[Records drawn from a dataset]
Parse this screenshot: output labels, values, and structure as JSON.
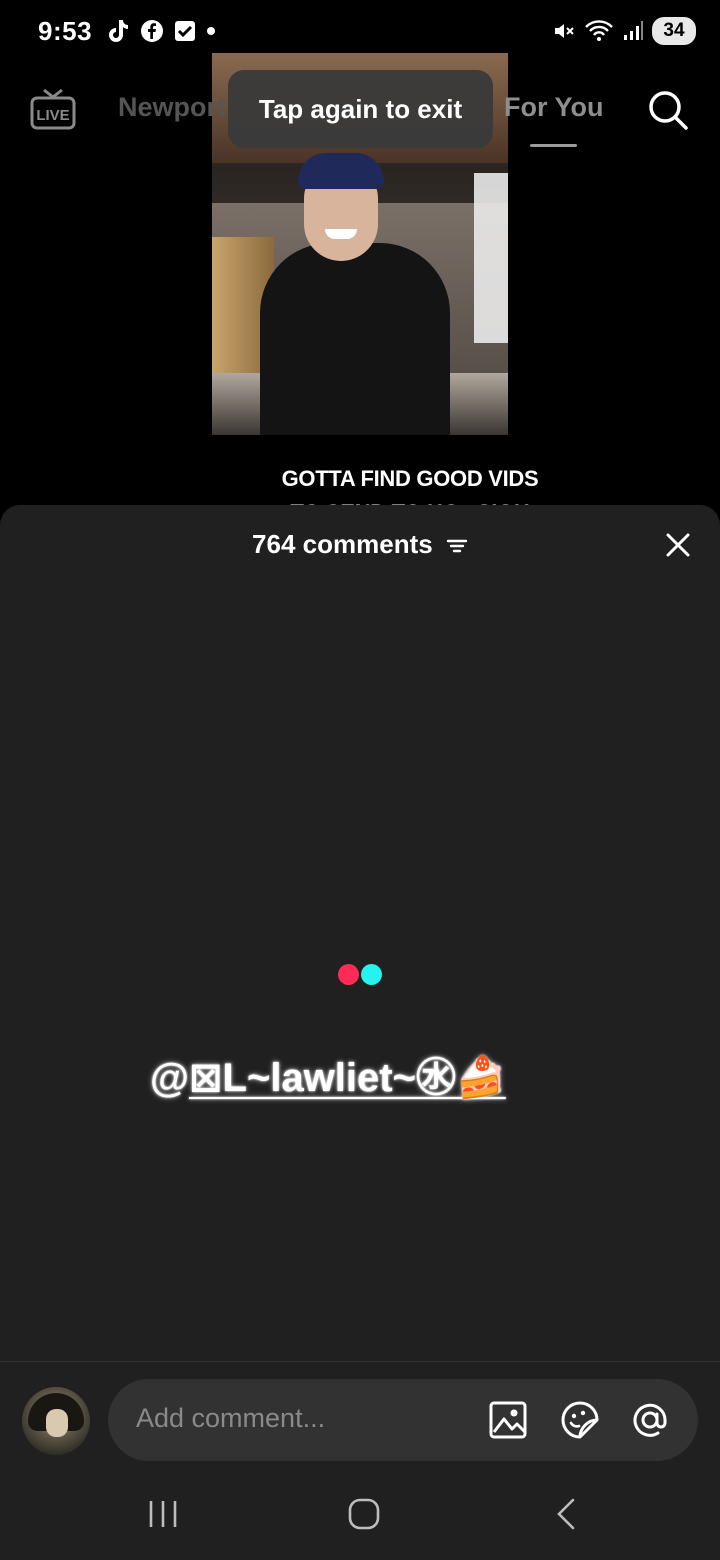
{
  "status_bar": {
    "time": "9:53",
    "left_icons": [
      "tiktok-icon",
      "facebook-icon",
      "checkbox-icon",
      "dot-icon"
    ],
    "right_icons": [
      "mute-icon",
      "wifi-icon",
      "signal-icon"
    ],
    "battery": "34"
  },
  "top_nav": {
    "live_icon": "live-tv-icon",
    "tab_nearby": "Newport",
    "tab_foryou": "For You",
    "search_icon": "search-icon"
  },
  "toast": {
    "text": "Tap again to exit"
  },
  "video": {
    "caption_line1": "GOTTA FIND GOOD VIDS",
    "caption_line2": "TO SEND TO HG.. SIGH"
  },
  "comments": {
    "count_label": "764 comments",
    "filter_icon": "filter-icon",
    "close_icon": "close-icon",
    "loader_colors": [
      "#fe2c55",
      "#25f4ee"
    ],
    "mention_at": "@",
    "mention_user": "⊠L~lawliet~㊌🍰"
  },
  "composer": {
    "placeholder": "Add comment...",
    "icons": [
      "image-icon",
      "sticker-icon",
      "at-mention-icon"
    ]
  },
  "android_nav": {
    "buttons": [
      "recents-button",
      "home-button",
      "back-button"
    ]
  },
  "colors": {
    "sheet_bg": "#202020",
    "input_bg": "#323232",
    "accent_red": "#fe2c55",
    "accent_cyan": "#25f4ee"
  }
}
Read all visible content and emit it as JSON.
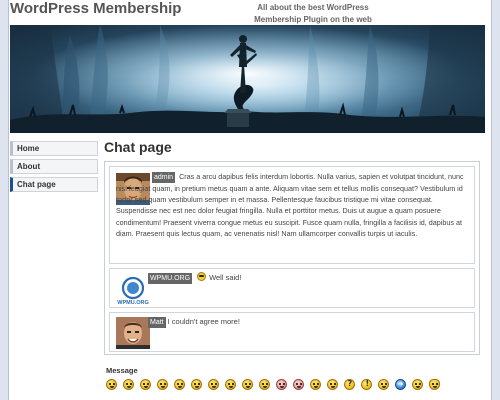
{
  "site": {
    "title": "WordPress Membership",
    "tagline": "All about the best WordPress Membership Plugin on the web"
  },
  "nav": [
    {
      "label": "Home",
      "active": false
    },
    {
      "label": "About",
      "active": false
    },
    {
      "label": "Chat page",
      "active": true
    }
  ],
  "page": {
    "title": "Chat page"
  },
  "chat": {
    "messages": [
      {
        "author": "admin",
        "avatar": "admin-photo-avatar",
        "text": "Cras a arcu dapibus felis interdum lobortis. Nulla varius, sapien et volutpat tincidunt, nunc nisl feugiat quam, in pretium metus quam a ante. Aliquam vitae sem et tellus mollis consequat? Vestibulum id tortor sed quam vestibulum semper in et massa. Pellentesque faucibus tristique mi vitae consequat. Suspendisse nec est nec dolor feugiat fringilla. Nulla et porttitor metus. Duis ut augue a quam posuere condimentum! Praesent viverra congue metus eu suscipit. Fusce quam nulla, fringilla a facilisis id, dapibus at diam. Praesent quis lectus quam, ac venenatis nisl! Nam ullamcorper convallis turpis ut iaculis."
      },
      {
        "author": "WPMU.ORG",
        "avatar": "wpmu-logo-avatar",
        "avatar_text": "WPMU.ORG",
        "emoticon": "cool-sunglasses-smiley-icon",
        "text": "Well said!"
      },
      {
        "author": "Matt",
        "avatar": "matt-photo-avatar",
        "text": "I couldn't agree more!"
      }
    ]
  },
  "composer": {
    "label": "Message",
    "smileys": [
      "smile",
      "grin",
      "wink",
      "sad",
      "surprised",
      "cool",
      "tongue",
      "laugh",
      "confused",
      "neutral",
      "angry",
      "blush",
      "evil",
      "eek",
      "question",
      "exclamation",
      "idea",
      "arrow",
      "mad",
      "cat"
    ]
  },
  "colors": {
    "nav_active_accent": "#1d4f8c",
    "name_tag_bg": "#666666"
  }
}
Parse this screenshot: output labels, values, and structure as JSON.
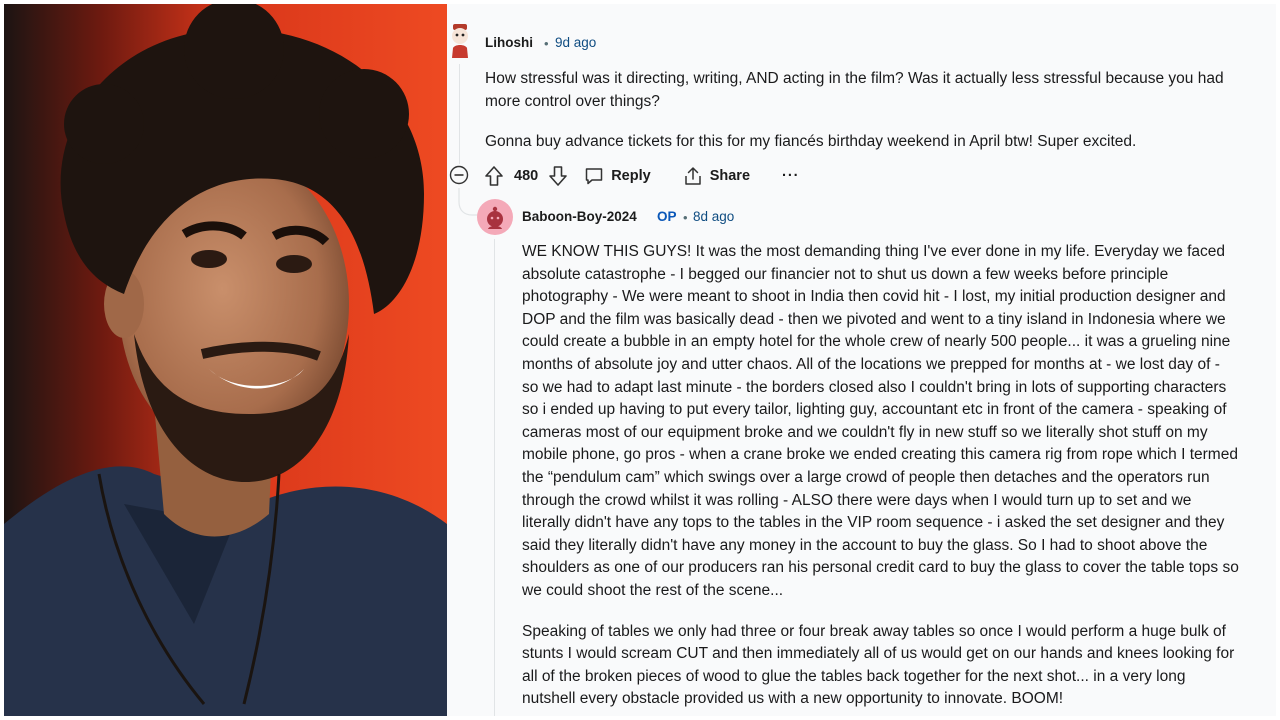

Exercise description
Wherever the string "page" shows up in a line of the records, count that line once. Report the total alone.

Your solution
3